The magic formula is so hard to find - if it wasn’t they’d all be at it - but Derry supporters must be hoping their county has found it. We won’t know whether they have until next year but we do know, because the events of the past week have proved it once again - that Ulster is the beating heart of the GAA. Nowhere else matches the fanatical interest in, or competitive intensity of this northern province. Counties up here are constantly at each other’s throats and that drives them all to push harder and aim higher.

The return of Jim McGuinness to Donegal had already stoked the furnace and now we’ve all just about come to terms with the news that Mickey Harte has been installed in Derry. The fact that he has gone there must surely light a blaze under his native Tyrone so big that bonfire builders in Larne or Moygashel (neither a GAA stronghold) would be dancing round it proudly on the 11th night.

Since their All-Ireland year in 2021, Tyrone have lost their mojo and if the sight of their old master coming back onto the stage doesn’t make his former students get their heads down and work harder in training then nothing will.   

Apparently Harte had wanted one more season with the Red Hands. He didn’t get it and, fair enough, he’d had a long run as Tyrone manager and no-one, not even a man who delivered three Sam Maguires, has a divine right to be manager.

Whoever delivered the news will have chosen their words carefully: “Thanks for all you’ve done, you owe this county nothing, you’ve been a great servant to Tyrone, BUT…”

No matter how sensitively it is handled, getting dumped is still getting dumped and it must have stung.

Tyrone winning the Sam Maguire the following season rubbed salt into the wound.  

Something like that would make you doubt whether you’re still relevant, wouldn’t it?
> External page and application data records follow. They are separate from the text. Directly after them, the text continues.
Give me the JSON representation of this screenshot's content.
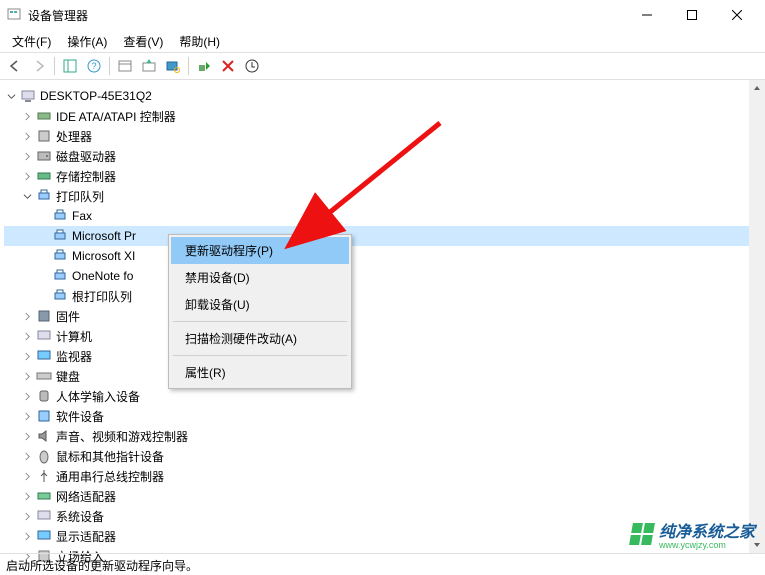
{
  "window": {
    "title": "设备管理器"
  },
  "menu": {
    "file": "文件(F)",
    "action": "操作(A)",
    "view": "查看(V)",
    "help": "帮助(H)"
  },
  "root": "DESKTOP-45E31Q2",
  "categories": [
    "IDE ATA/ATAPI 控制器",
    "处理器",
    "磁盘驱动器",
    "存储控制器",
    "打印队列",
    "固件",
    "计算机",
    "监视器",
    "键盘",
    "人体学输入设备",
    "软件设备",
    "声音、视频和游戏控制器",
    "鼠标和其他指针设备",
    "通用串行总线控制器",
    "网络适配器",
    "系统设备",
    "显示适配器"
  ],
  "printers": [
    "Fax",
    "Microsoft Pr",
    "Microsoft XI",
    "OneNote fo",
    "根打印队列"
  ],
  "last_truncated": "立场给入",
  "ctx": {
    "update": "更新驱动程序(P)",
    "disable": "禁用设备(D)",
    "uninstall": "卸载设备(U)",
    "scan": "扫描检测硬件改动(A)",
    "props": "属性(R)"
  },
  "status": "启动所选设备的更新驱动程序向导。",
  "watermark": {
    "cn": "纯净系统之家",
    "url": "www.ycwjzy.com"
  }
}
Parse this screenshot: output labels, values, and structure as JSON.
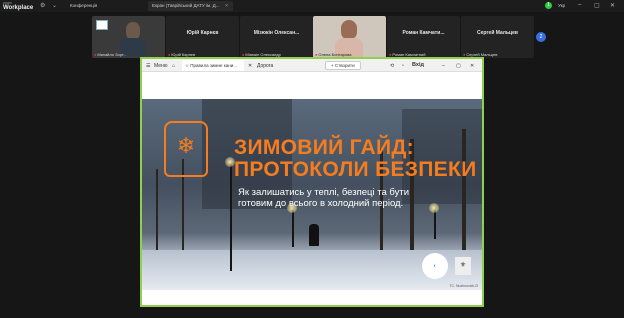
{
  "app": {
    "logo_top": "zoom",
    "logo_bottom": "Workplace"
  },
  "tabs": [
    {
      "label": "Конференція"
    },
    {
      "label": "Екран (Таврійський ДАТУ ім. Д..."
    }
  ],
  "status": {
    "notifications": "1",
    "language": "Укр"
  },
  "participants": [
    {
      "name": "",
      "label": "Михайло Зорт...",
      "video": true
    },
    {
      "name": "Юрій Карнєв",
      "label": "Юрій Карнєв",
      "video": false
    },
    {
      "name": "Мізюкін Олексан...",
      "label": "Мізюкін Олександр",
      "video": false
    },
    {
      "name": "",
      "label": "Олена Бонтарова",
      "video": true
    },
    {
      "name": "Роман Камчати...",
      "label": "Роман Камчатний",
      "video": false
    },
    {
      "name": "Сергей Мальцев",
      "label": "Сергей Мальцев",
      "video": false
    }
  ],
  "more_participants": "2",
  "shared": {
    "menu_label": "Меню",
    "tab_title": "Правила зимне кани...",
    "tab_doroga": "Дорога",
    "new_button": "+ Створити",
    "exit_label": "Вхід"
  },
  "slide": {
    "title_line1": "ЗИМОВИЙ ГАЙД:",
    "title_line2": "ПРОТОКОЛИ БЕЗПЕКИ",
    "subtitle": "Як залишатись у теплі, безпеці та бути готовим до всього в холодний період.",
    "credit": "TC. Nuzhnovich-D"
  }
}
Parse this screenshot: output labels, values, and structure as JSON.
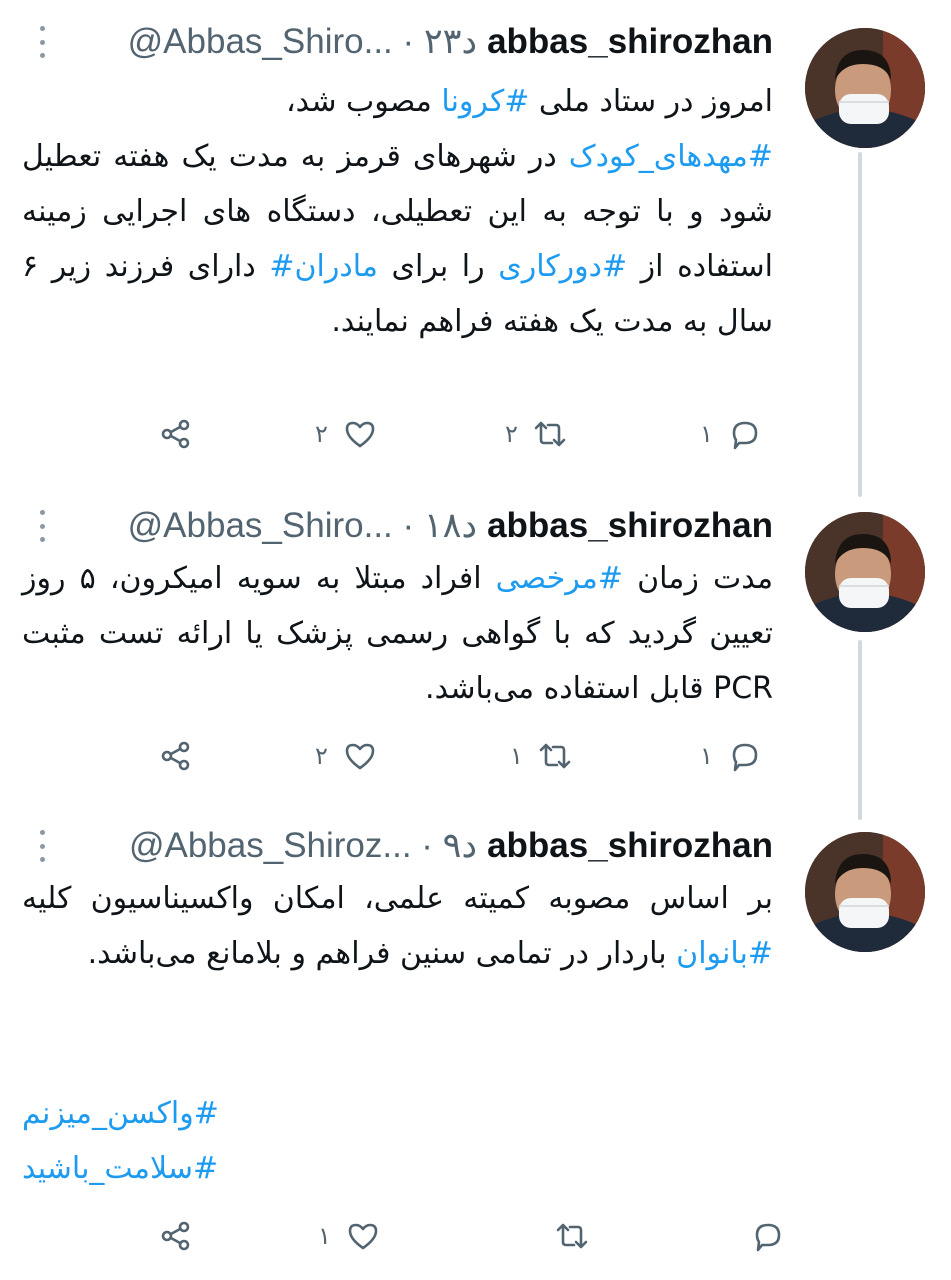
{
  "colors": {
    "text": "#0f1419",
    "secondary": "#536471",
    "link": "#1d9bf0",
    "thread_line": "#cfd9de"
  },
  "tweets": [
    {
      "username": "abbas_shirozhan",
      "handle_time": "@Abbas_Shiro... · ۲۳د",
      "text_before_1": "امروز در ستاد ملی ",
      "tag_1": "#کرونا",
      "text_after_1": " مصوب شد،",
      "tag_2": "#مهدهای_کودک",
      "text_2": " در شهرهای قرمز به مدت یک هفته تعطیل شود و با توجه به این تعطیلی، دستگاه های اجرایی زمینه استفاده از ",
      "tag_3": "#دورکاری",
      "text_3": " را برای ",
      "tag_4": "مادران#",
      "text_4": " دارای فرزند زیر ۶ سال به مدت یک هفته فراهم نمایند.",
      "replies": "۱",
      "retweets": "۲",
      "likes": "۲",
      "icons": [
        "reply-icon",
        "retweet-icon",
        "like-icon",
        "share-icon"
      ]
    },
    {
      "username": "abbas_shirozhan",
      "handle_time": "@Abbas_Shiro... · ۱۸د",
      "text_before_1": "مدت زمان ",
      "tag_1": "#مرخصی",
      "text_after_1": " افراد مبتلا به سویه امیکرون، ۵ روز تعیین گردید که با گواهی رسمی پزشک یا ارائه تست مثبت PCR قابل استفاده می‌باشد.",
      "replies": "۱",
      "retweets": "۱",
      "likes": "۲"
    },
    {
      "username": "abbas_shirozhan",
      "handle_time": "@Abbas_Shiroz... · ۹د",
      "text_before_1": "بر اساس مصوبه کمیته علمی، امکان واکسیناسیون کلیه ",
      "tag_1": "#بانوان",
      "text_after_1": " باردار در تمامی سنین فراهم و بلامانع می‌باشد.",
      "hashtag_line_1": "#واکسن_میزنم",
      "hashtag_line_2": "#سلامت_باشید",
      "replies": "",
      "retweets": "",
      "likes": "۱"
    }
  ]
}
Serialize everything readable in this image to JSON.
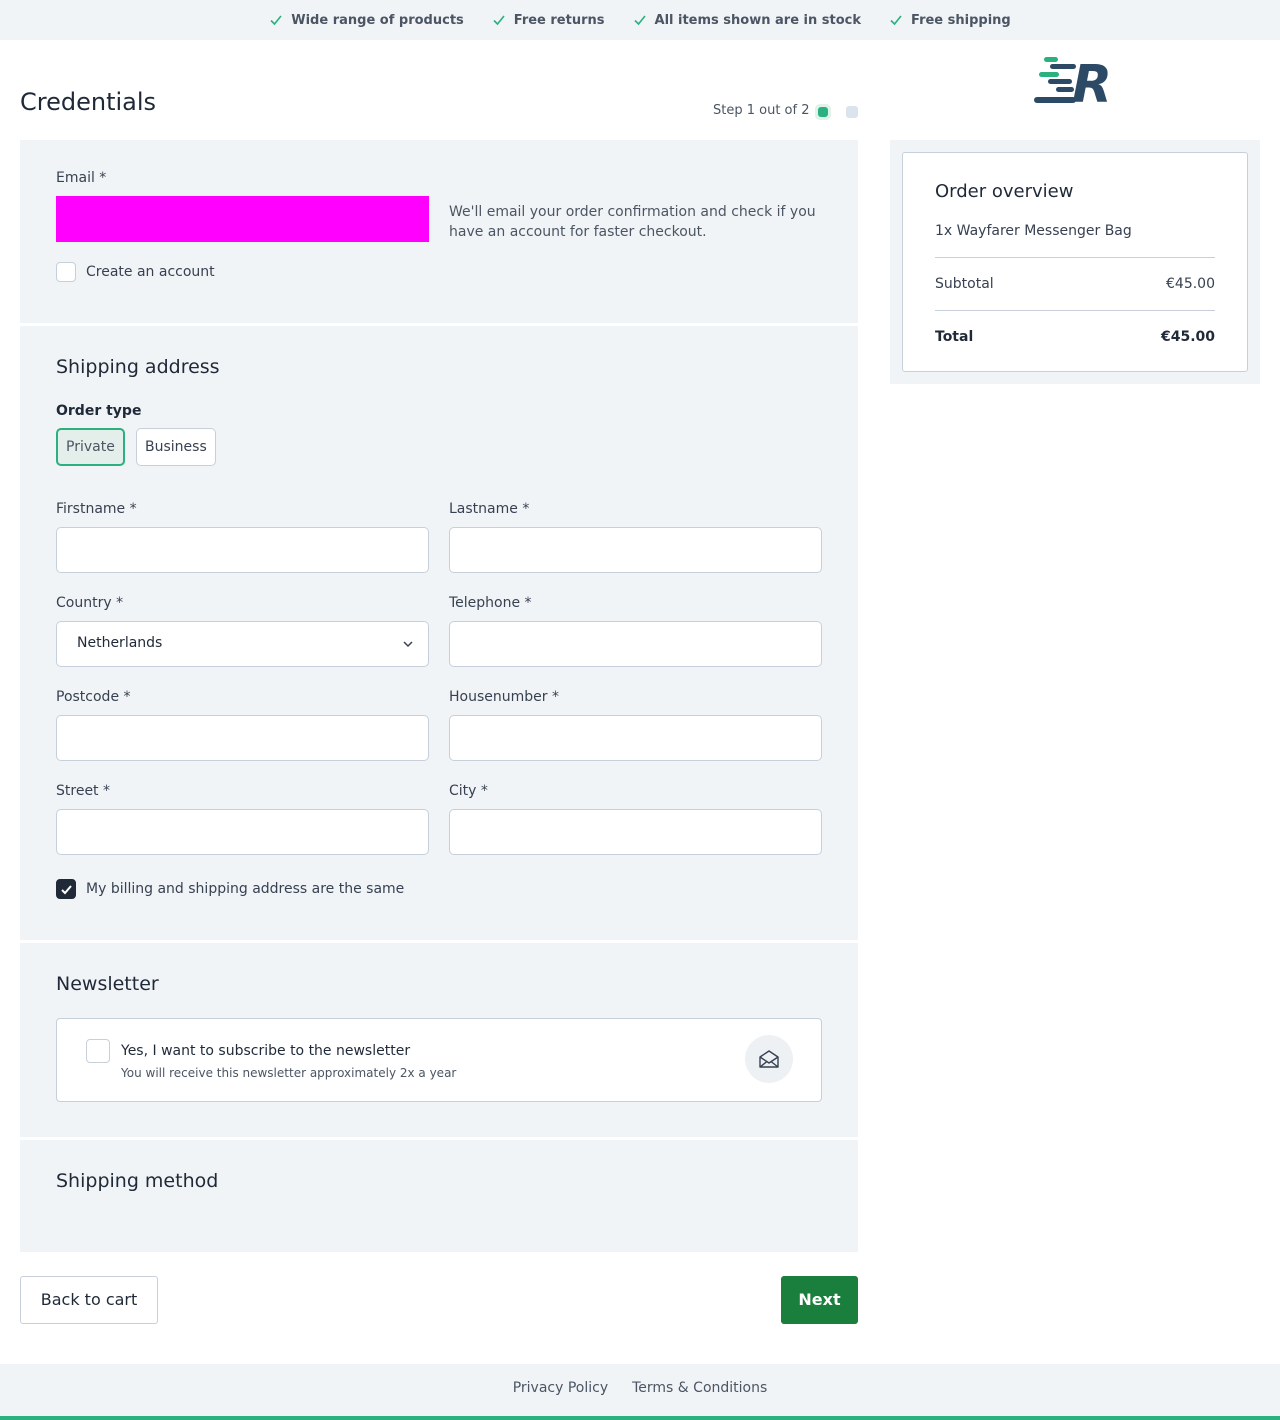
{
  "usps": [
    {
      "icon": "check-icon",
      "label": "Wide range of products"
    },
    {
      "icon": "check-icon",
      "label": "Free returns"
    },
    {
      "icon": "check-icon",
      "label": "All items shown are in stock"
    },
    {
      "icon": "check-icon",
      "label": "Free shipping"
    }
  ],
  "header": {
    "title": "Credentials",
    "step_text": "Step 1 out of 2",
    "logo_text": "R"
  },
  "email_section": {
    "label": "Email *",
    "value": "",
    "help": "We'll email your order confirmation and check if you have an account for faster checkout.",
    "create_account_label": "Create an account",
    "create_account_checked": false
  },
  "shipping": {
    "title": "Shipping address",
    "order_type_label": "Order type",
    "order_types": [
      "Private",
      "Business"
    ],
    "order_type_selected": "Private",
    "fields": {
      "firstname": {
        "label": "Firstname *",
        "value": ""
      },
      "lastname": {
        "label": "Lastname *",
        "value": ""
      },
      "country": {
        "label": "Country *",
        "value": "Netherlands"
      },
      "telephone": {
        "label": "Telephone *",
        "value": ""
      },
      "postcode": {
        "label": "Postcode *",
        "value": ""
      },
      "housenumber": {
        "label": "Housenumber *",
        "value": ""
      },
      "street": {
        "label": "Street *",
        "value": ""
      },
      "city": {
        "label": "City *",
        "value": ""
      }
    },
    "same_address_label": "My billing and shipping address are the same",
    "same_address_checked": true
  },
  "newsletter": {
    "title": "Newsletter",
    "option_label": "Yes, I want to subscribe to the newsletter",
    "option_sub": "You will receive this newsletter approximately 2x a year",
    "checked": false,
    "icon": "envelope-open-icon"
  },
  "shipping_method": {
    "title": "Shipping method"
  },
  "actions": {
    "back_label": "Back to cart",
    "next_label": "Next"
  },
  "order_overview": {
    "title": "Order overview",
    "item": "1x Wayfarer Messenger Bag",
    "subtotal_label": "Subtotal",
    "subtotal_value": "€45.00",
    "total_label": "Total",
    "total_value": "€45.00"
  },
  "footer": {
    "links": [
      "Privacy Policy",
      "Terms & Conditions"
    ]
  },
  "colors": {
    "accent": "#2bb07f",
    "primary_button": "#1a7f3c",
    "panel_bg": "#f1f4f7",
    "logo_dark": "#2c4a66"
  }
}
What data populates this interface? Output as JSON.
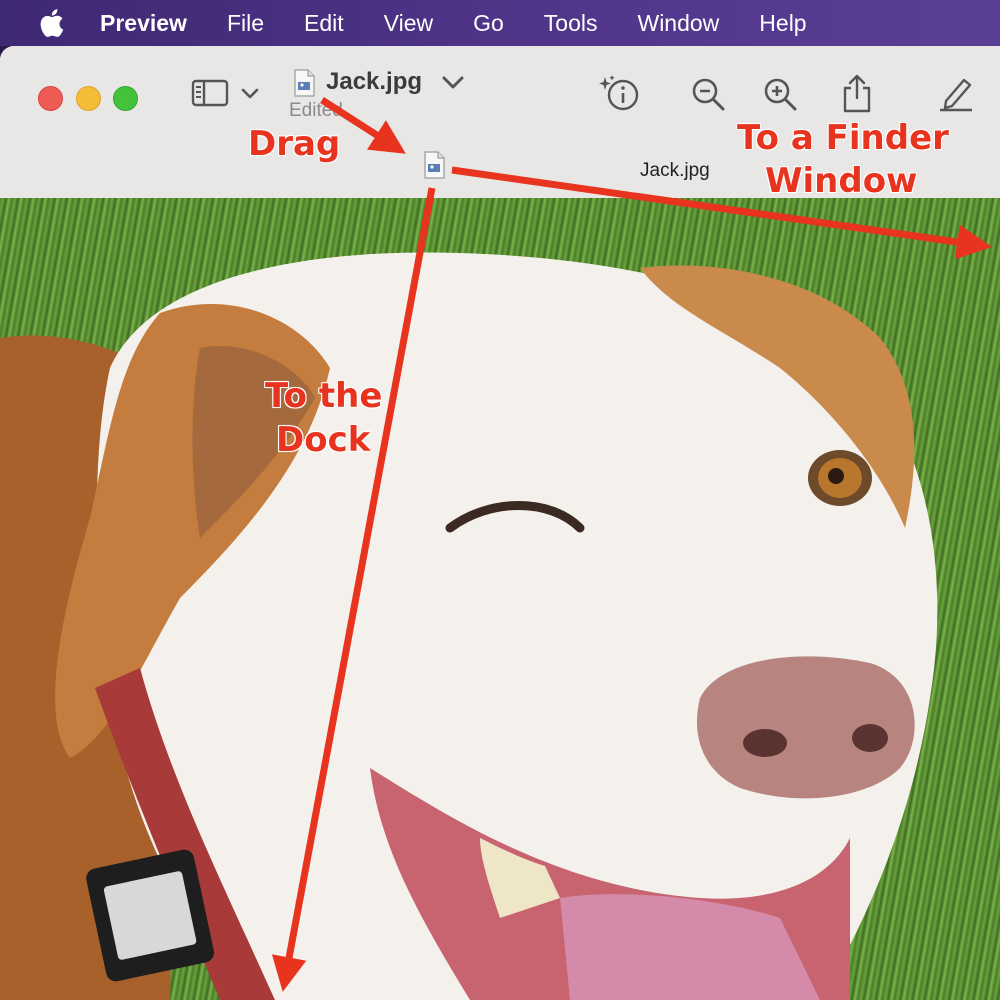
{
  "menubar": {
    "app_name": "Preview",
    "items": [
      "File",
      "Edit",
      "View",
      "Go",
      "Tools",
      "Window",
      "Help"
    ]
  },
  "window": {
    "document_title": "Jack.jpg",
    "document_status": "Edited",
    "drag_proxy_title": "Jack.jpg"
  },
  "annotations": {
    "drag": "Drag",
    "to_finder_line1": "To a Finder",
    "to_finder_line2": "Window",
    "to_dock_line1": "To the",
    "to_dock_line2": "Dock"
  },
  "toolbar_icons": [
    "sidebar-icon",
    "chevron-down-icon",
    "info-icon",
    "zoom-out-icon",
    "zoom-in-icon",
    "share-icon",
    "markup-pen-icon"
  ],
  "colors": {
    "annotation_red": "#e8331f",
    "menubar_purple": "#4a3280"
  }
}
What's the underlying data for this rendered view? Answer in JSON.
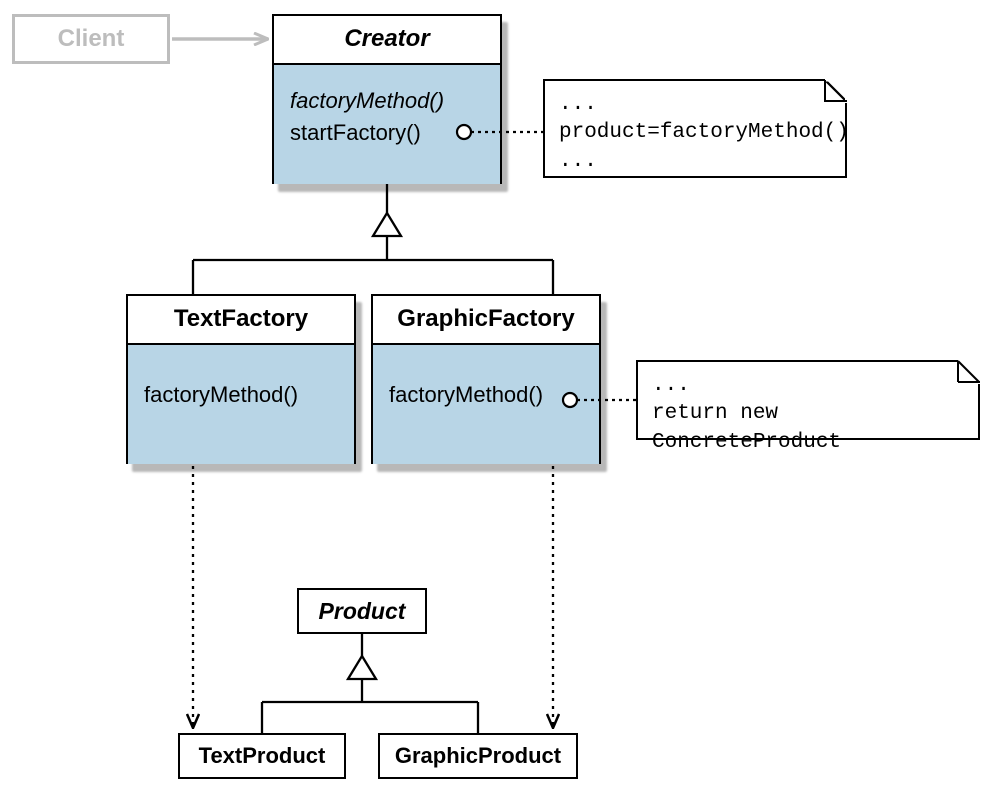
{
  "client": {
    "label": "Client"
  },
  "creator": {
    "title": "Creator",
    "method_abstract": "factoryMethod()",
    "method_concrete": "startFactory()"
  },
  "note_creator": {
    "l1": "...",
    "l2": "product=factoryMethod()",
    "l3": "..."
  },
  "text_factory": {
    "title": "TextFactory",
    "method": "factoryMethod()"
  },
  "graphic_factory": {
    "title": "GraphicFactory",
    "method": "factoryMethod()"
  },
  "note_graphic": {
    "l1": "...",
    "l2": "return new ConcreteProduct"
  },
  "product": {
    "title": "Product"
  },
  "text_product": {
    "title": "TextProduct"
  },
  "graphic_product": {
    "title": "GraphicProduct"
  }
}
“Maybe the county board was right?” you’d think: “Maybe my time had come?”

It’s how you deal with that disappointment that matters and Harte (and Gavin Devlin of course) came out fighting. Harte didn’t get this opportunity with Derry because of what he did in Tyrone, he got it because of what he achieved with Louth last season. Third place in Division Two, a Leinster final appearance and a place in the Sam Maguire group stage...

The return of Jim McGuinness has stoked up Donegal's engine
The return of Jim McGuinness has stoked up Donegal's engine

Expectations have gone up now. Derry have the tools to win an All-Ireland and Harte is expected to be the man to guide them to the Sam Maguire.

Dublin and Kerry are both beatable but taking this on is a brave and brilliant gamble by Harte who, at 69, is an inspiration to everyone to keep chasing those dreams and never allow anyone to tell you what you can’t do.

You’ve got to admire Harte’s boundless energy and ambition and, having previously installed a Fermanagh native followed by a former Tyrone player, why wouldn’t the Derry county board go for Harte if he was up for it? Which he was.

Derry’s Ulster rivals will be queueing up to bring him down.

Where has all this left Armagh? They came agonisingly close last season and there’s an Ulster title in them and maybe more if everything goes just right but, with Harte and McGuinness back in the picture now, have they missed their chance? Opportunities don’t just keep coming.

A rising tide lifts all boats and Harte’s second coming means pre-season training just got harder for all county footballers. It will inspire the Orchardmen just as it will Tyrone and Monaghan.

And then there’s Donegal. Jim McGuinness was plotting and planning long before news broke that his old rival had returned to the Ulster fray and he’ll know that those talented boys across the border in Derry have just brought in a man with three Sam Maguires behind him and a sizeable chip on his shoulder.

As the nights get chilly and the evenings draw in, you can’t help but yearn for next year when all these questions will be answered.

It’ll be a long winter but it’ll be worth the wait. Timing is everything in sport.